The cake is standard disc shape for Menghai. The cake is firm to the touch. There are no sign of spillage or mold. I find another paper molded into the outer layer of the cake. The paper has the same branding and security features as the sticker. Another confidence you’re buying authentic pu-er. After a light steaming the cake blossoms. Breaking the tea into small pieces allow for easier storage. Purple sand or earthenware pots are ideal. This is good for storing and long term preservation. A low price point suggests it’s for people who can differentiate between leaf quality. The plain packaging mean this isn’t a tea you would gift.
The cakes are well formed and no dust lies at the bottom of the package. The leafs show care and I find only whole leafs throughout the cake. These are lower quality leafs than other pu-er so I expect the flavor to be one dimensional. Not a bad thing if you want a pu-er for everyday. I see black leafs with some lighter leafs mixed in the cake. If I were to store this tea the leafs would darken. The pressed cake shows no damage and the leafs were folded instead of crushed. This will give a pure taste with little bitterness.
Make sure to wash your leafs before you begin brewing. This involves pouring 100C water over the tea.
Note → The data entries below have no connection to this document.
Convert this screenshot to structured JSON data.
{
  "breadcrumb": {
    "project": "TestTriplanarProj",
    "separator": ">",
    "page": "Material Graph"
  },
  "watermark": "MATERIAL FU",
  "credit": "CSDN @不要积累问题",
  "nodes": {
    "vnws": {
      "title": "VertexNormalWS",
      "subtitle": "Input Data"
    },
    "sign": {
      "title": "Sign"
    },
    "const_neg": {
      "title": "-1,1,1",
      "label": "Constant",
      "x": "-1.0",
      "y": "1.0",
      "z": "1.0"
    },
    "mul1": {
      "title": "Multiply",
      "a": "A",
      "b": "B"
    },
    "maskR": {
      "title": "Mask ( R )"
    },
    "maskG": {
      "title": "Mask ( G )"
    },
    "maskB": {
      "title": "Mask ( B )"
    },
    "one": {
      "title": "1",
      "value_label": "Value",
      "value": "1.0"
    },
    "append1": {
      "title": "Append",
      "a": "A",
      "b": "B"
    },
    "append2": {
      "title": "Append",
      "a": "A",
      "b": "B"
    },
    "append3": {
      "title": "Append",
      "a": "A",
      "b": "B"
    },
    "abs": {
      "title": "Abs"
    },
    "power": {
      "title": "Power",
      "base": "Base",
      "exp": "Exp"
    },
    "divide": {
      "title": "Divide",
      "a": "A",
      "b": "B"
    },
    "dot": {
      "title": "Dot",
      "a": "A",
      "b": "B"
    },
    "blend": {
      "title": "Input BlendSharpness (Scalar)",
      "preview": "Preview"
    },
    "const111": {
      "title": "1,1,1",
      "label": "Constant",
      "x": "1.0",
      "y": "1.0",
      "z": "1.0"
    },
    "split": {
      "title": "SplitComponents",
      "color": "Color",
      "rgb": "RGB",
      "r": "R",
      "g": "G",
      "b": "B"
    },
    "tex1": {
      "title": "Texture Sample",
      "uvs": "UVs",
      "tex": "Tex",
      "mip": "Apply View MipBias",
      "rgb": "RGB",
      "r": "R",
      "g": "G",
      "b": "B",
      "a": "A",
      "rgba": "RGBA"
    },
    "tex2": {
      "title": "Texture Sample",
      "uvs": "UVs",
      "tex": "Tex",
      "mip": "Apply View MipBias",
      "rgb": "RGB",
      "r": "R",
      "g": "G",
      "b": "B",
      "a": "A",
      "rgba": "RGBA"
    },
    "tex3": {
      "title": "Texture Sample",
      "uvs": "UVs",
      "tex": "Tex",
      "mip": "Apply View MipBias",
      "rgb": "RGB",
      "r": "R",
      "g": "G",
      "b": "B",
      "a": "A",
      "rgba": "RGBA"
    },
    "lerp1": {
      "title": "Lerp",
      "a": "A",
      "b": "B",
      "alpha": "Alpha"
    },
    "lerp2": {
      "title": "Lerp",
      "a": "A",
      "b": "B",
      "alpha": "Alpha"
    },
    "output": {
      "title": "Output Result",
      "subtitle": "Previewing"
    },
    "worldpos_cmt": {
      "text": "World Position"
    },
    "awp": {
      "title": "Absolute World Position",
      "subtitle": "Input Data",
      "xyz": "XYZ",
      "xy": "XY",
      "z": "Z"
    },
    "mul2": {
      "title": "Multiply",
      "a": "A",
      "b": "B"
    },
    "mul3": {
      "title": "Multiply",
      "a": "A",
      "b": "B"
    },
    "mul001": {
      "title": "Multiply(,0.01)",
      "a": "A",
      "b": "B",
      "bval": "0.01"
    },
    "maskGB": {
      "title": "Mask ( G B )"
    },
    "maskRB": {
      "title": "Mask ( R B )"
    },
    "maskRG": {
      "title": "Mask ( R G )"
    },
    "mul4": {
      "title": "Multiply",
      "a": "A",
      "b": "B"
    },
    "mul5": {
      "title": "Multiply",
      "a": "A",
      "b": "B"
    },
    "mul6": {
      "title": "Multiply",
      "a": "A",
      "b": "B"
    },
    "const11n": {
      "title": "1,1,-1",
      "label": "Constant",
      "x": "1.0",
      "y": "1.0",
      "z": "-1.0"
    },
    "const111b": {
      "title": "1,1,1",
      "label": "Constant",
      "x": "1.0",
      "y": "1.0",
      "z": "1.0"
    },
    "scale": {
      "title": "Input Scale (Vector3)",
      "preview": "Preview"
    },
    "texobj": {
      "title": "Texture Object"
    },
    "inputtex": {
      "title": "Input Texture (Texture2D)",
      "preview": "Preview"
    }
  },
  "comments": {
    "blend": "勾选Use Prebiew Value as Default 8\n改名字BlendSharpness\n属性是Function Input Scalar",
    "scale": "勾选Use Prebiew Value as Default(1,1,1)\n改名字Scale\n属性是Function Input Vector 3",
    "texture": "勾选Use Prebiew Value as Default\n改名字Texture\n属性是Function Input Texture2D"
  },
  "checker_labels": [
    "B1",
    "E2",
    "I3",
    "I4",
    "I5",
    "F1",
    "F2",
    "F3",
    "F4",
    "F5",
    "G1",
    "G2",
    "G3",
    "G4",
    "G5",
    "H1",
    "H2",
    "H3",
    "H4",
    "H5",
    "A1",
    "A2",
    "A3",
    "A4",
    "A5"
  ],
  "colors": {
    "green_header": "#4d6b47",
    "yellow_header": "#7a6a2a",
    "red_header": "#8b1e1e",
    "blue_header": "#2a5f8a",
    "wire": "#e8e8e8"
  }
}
Once the leafs submerge let it sit at least 20 seconds. The color will be dull and this is normal. Discard the water. I started by using my standard method for pu-er (7g of tea, 100C water, brew for 30 seconds.) This pu-er should yield at least 7-8 brews if you choose.
The first brew gives a light amber color. This is familiar with other pu-er’s from Menghai. There is a faint taste of fermentation. The tea flavor is not awakened at this point. There is light mouthfeel, not normal with pu-er. I suspect it will get heavier. There is a mellow aftertaste with hints of what’s to come.
The second brew gives a few surprises. The water is suddenly dyed by a deep red color. It’s bright and unlike other pu-er I’ve seen. The taste is fermentation, soil, and black tea. The earthiness is dominant over all other tastes. The mouthfeel increased drastically. There is a heavy sensation as it coats my mouth. It leaves little to no bitterness. I find it dampens other tastes like snacks or fruits you might eat with the tea.
The third brew is now fully red. Not like an artificial color. The hue is natural much like goji berries. This is such a surprising color for pu-er. I find the taste is now balanced between earth and black tea. The mouthfeel remains heavy but it leaves less residue. The taste and mouthfeel remain but decrease in intensity during the rest of the brews.
The first brew emanates earth. It is a heavy soil, mold smell. I can almost smell the wet piling technique. As if the leafs lie fermenting in warm, humid conditions. This is not an off-putting scent like it seems. It is like walking into a musty, old bookstore. Strolling a mountain path after a summer rainstorm. During the second brew scents become more grounded in black tea. But the third brew bring stronger notes of soil and earth. The aroma grows stronger and encompasses the whole nose. There is no smoke or soil. With the fourth brew my nose finds balance with earth and tea scents. This balance remains for the remaining brews.
A nice departure from traditional pu-er Menghai offers. Affordable and widely available makes it a superb choice if you don’t want to buy vintage pu-er. It’s a good choice when you want to look beyond popular pu-er. It left me warm and satiated. Perfect for cold days when you want a little coziness.